B. Obtain a copy of your credit report:
- Your credit report contains vital information that forms the basis of your credit score. It includes details about your credit accounts, payment history, and any negative items.
- You can request a free copy of your credit report annually from major credit bureaus such as Equifax, Experian, and TransUnion.
- Reviewing and understanding the information in your credit report is essential for identifying any errors or discrepancies that could be affecting your credit score.
II. Establish Good Credit Habits:
A. Pay your bills on time:
- Timely bill payments are crucial for maintaining a good credit history. Late payments can have a significant negative impact on your credit score.
- To ensure timely payments, consider setting up payment reminders, automating payments, or using budgeting apps to stay organized.
- If you have had past late payments, focus on making consistent on-time payments moving forward.
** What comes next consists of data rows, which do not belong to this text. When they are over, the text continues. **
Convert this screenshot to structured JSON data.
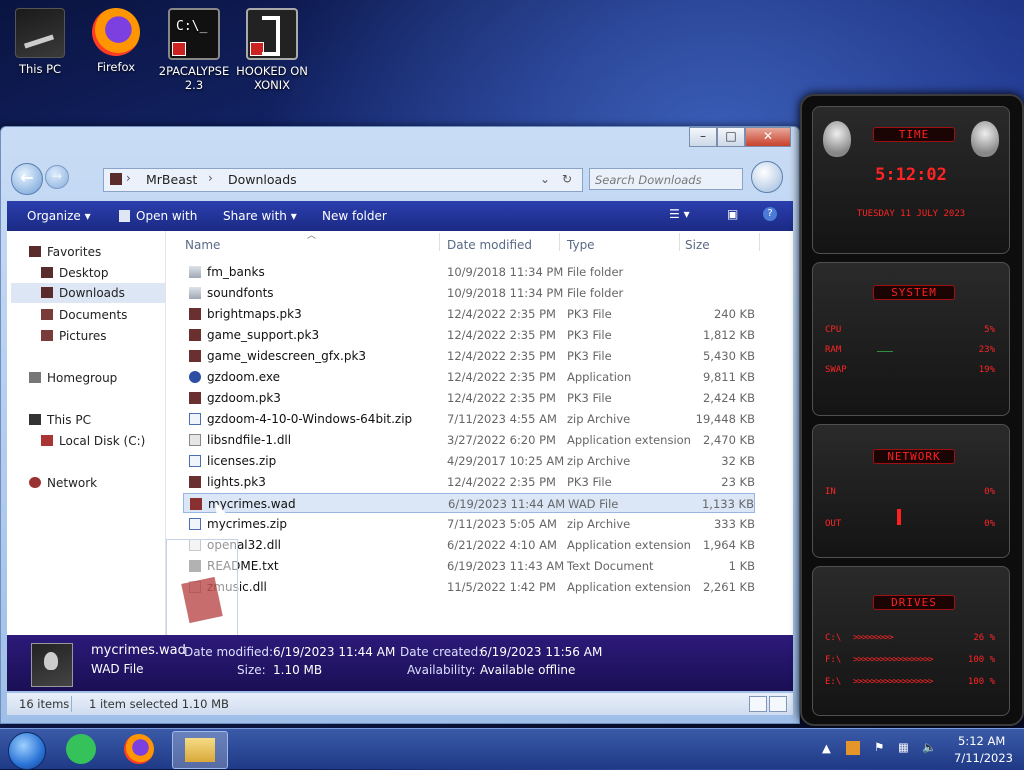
{
  "desktop": {
    "icons": [
      {
        "label": "This PC"
      },
      {
        "label": "Firefox"
      },
      {
        "label": "2PACALYPSE 2.3"
      },
      {
        "label": "HOOKED ON XONIX"
      }
    ]
  },
  "explorer": {
    "breadcrumb": [
      "MrBeast",
      "Downloads"
    ],
    "search_placeholder": "Search Downloads",
    "toolbar": {
      "organize": "Organize",
      "open_with": "Open with",
      "share_with": "Share with",
      "new_folder": "New folder"
    },
    "nav": {
      "favorites": "Favorites",
      "desktop": "Desktop",
      "downloads": "Downloads",
      "documents": "Documents",
      "pictures": "Pictures",
      "homegroup": "Homegroup",
      "this_pc": "This PC",
      "local_disk": "Local Disk (C:)",
      "network": "Network"
    },
    "columns": {
      "name": "Name",
      "date": "Date modified",
      "type": "Type",
      "size": "Size"
    },
    "files": [
      {
        "name": "fm_banks",
        "date": "10/9/2018 11:34 PM",
        "type": "File folder",
        "size": ""
      },
      {
        "name": "soundfonts",
        "date": "10/9/2018 11:34 PM",
        "type": "File folder",
        "size": ""
      },
      {
        "name": "brightmaps.pk3",
        "date": "12/4/2022 2:35 PM",
        "type": "PK3 File",
        "size": "240 KB"
      },
      {
        "name": "game_support.pk3",
        "date": "12/4/2022 2:35 PM",
        "type": "PK3 File",
        "size": "1,812 KB"
      },
      {
        "name": "game_widescreen_gfx.pk3",
        "date": "12/4/2022 2:35 PM",
        "type": "PK3 File",
        "size": "5,430 KB"
      },
      {
        "name": "gzdoom.exe",
        "date": "12/4/2022 2:35 PM",
        "type": "Application",
        "size": "9,811 KB"
      },
      {
        "name": "gzdoom.pk3",
        "date": "12/4/2022 2:35 PM",
        "type": "PK3 File",
        "size": "2,424 KB"
      },
      {
        "name": "gzdoom-4-10-0-Windows-64bit.zip",
        "date": "7/11/2023 4:55 AM",
        "type": "zip Archive",
        "size": "19,448 KB"
      },
      {
        "name": "libsndfile-1.dll",
        "date": "3/27/2022 6:20 PM",
        "type": "Application extension",
        "size": "2,470 KB"
      },
      {
        "name": "licenses.zip",
        "date": "4/29/2017 10:25 AM",
        "type": "zip Archive",
        "size": "32 KB"
      },
      {
        "name": "lights.pk3",
        "date": "12/4/2022 2:35 PM",
        "type": "PK3 File",
        "size": "23 KB"
      },
      {
        "name": "mycrimes.wad",
        "date": "6/19/2023 11:44 AM",
        "type": "WAD File",
        "size": "1,133 KB"
      },
      {
        "name": "mycrimes.zip",
        "date": "7/11/2023 5:05 AM",
        "type": "zip Archive",
        "size": "333 KB"
      },
      {
        "name": "openal32.dll",
        "date": "6/21/2022 4:10 AM",
        "type": "Application extension",
        "size": "1,964 KB"
      },
      {
        "name": "README.txt",
        "date": "6/19/2023 11:43 AM",
        "type": "Text Document",
        "size": "1 KB"
      },
      {
        "name": "zmusic.dll",
        "date": "11/5/2022 1:42 PM",
        "type": "Application extension",
        "size": "2,261 KB"
      }
    ],
    "details": {
      "name": "mycrimes.wad",
      "type": "WAD File",
      "date_modified_label": "Date modified:",
      "date_modified": "6/19/2023 11:44 AM",
      "size_label": "Size:",
      "size": "1.10 MB",
      "date_created_label": "Date created:",
      "date_created": "6/19/2023 11:56 AM",
      "availability_label": "Availability:",
      "availability": "Available offline"
    },
    "status": {
      "count": "16 items",
      "selection": "1 item selected  1.10 MB"
    }
  },
  "widget": {
    "time_title": "TIME",
    "time": "5:12:02",
    "date": "TUESDAY 11 JULY 2023",
    "system_title": "SYSTEM",
    "cpu_label": "CPU",
    "cpu": "5%",
    "ram_label": "RAM",
    "ram": "23%",
    "swap_label": "SWAP",
    "swap": "19%",
    "network_title": "NETWORK",
    "in_label": "IN",
    "in": "0%",
    "out_label": "OUT",
    "out": "0%",
    "drives_title": "DRIVES",
    "drives": [
      {
        "label": "C:\\",
        "value": "26 %"
      },
      {
        "label": "F:\\",
        "value": "100 %"
      },
      {
        "label": "E:\\",
        "value": "100 %"
      }
    ]
  },
  "taskbar": {
    "time": "5:12 AM",
    "date": "7/11/2023"
  }
}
Over time, this will help improve your credit score.
B. Reduce credit card balances and manage credit utilization:
- Credit utilization ratio measures the amount of credit you’re using compared to your total available credit. It is an essential factor in credit scoring.
- To improve your credit score, aim to keep your credit card balances low and your credit utilization below 30% of your available credit.
- Strategies for managing multiple credit cards include paying off high-interest cards first, considering balance transfers, or consolidating your debts.
C. Avoid opening unnecessary new accounts:
- Opening multiple new credit accounts within a short period can negatively impact your credit score. It may suggest a higher risk of default or financial instability.
- Before applying for new credit, evaluate whether it is necessary and consider the potential impact on your credit score.
- Be mindful of hard inquiries, which occur when a lender pulls your credit report for the purpose of evaluating a credit application. Minimize unnecessary hard inquiries as they can temporarily lower your credit score.
III. Improve Your Credit History:
A. Build a positive credit history:
- If you have little or no credit history, there are ways to establish credit. Consider applying for a secured credit card or becoming an authorized user on someone else’s credit card.
- Use credit responsibly by making timely payments and keeping your balances low. Over time, these positive behaviors will contribute to building a solid credit history.
- Building a strong credit history takes time. Be patient and consistent in your efforts, as the length of your credit history is an important factor in credit scoring.
B. Deal with negative items on your credit report:
- Negative items on your credit report, such as late payments, collections, or bankruptcies, can significantly impact your credit score.
- Take steps to address and resolve these negative items. Start by reviewing your credit report for inaccuracies and disputing any errors you find.
- If you’re struggling to resolve negative items on your own, consider seeking professional assistance from credit counseling agencies or reputable credit repair companies. Positive financial behaviors, combined with resolving negative items, can help repair and improve your credit history.
IV. Maintain a Healthy Credit Profile:
A. Regularly monitor your credit:
- Monitoring your credit regularly allows you to detect potential issues early, such as identity theft or fraudulent activity.
- Take advantage of credit monitoring services and free credit score tools to keep track of changes in your credit profile.
- If you notice any suspicious or fraudulent activity on your credit report, take immediate action by contacting the credit bureaus and reporting the issue.
B. Be strategic with credit applications:
- Before applying for new credit or loans, consider the potential impact on your credit score.
- Multiple credit applications within a short period can lower your credit score temporarily, so be selective and apply only when necessary.
- If you’re seeking credit but are concerned about the potential impact on your credit score, explore alternative credit options like credit unions or community banks that may have more lenient lending criteria.
In this comprehensive guide, we have covered the key aspects of improving your credit score. Understanding your credit score, establishing good credit habits, improving your credit history, and maintaining a healthy credit profile are all essential steps toward financial stability. By taking proactive measures and being consistent in your efforts, you can steadily improve your credit score and enjoy the benefits of better financial opportunities. Remember, building and maintaining good credit is a long-term process, so stay committed to healthy credit practices for lasting success.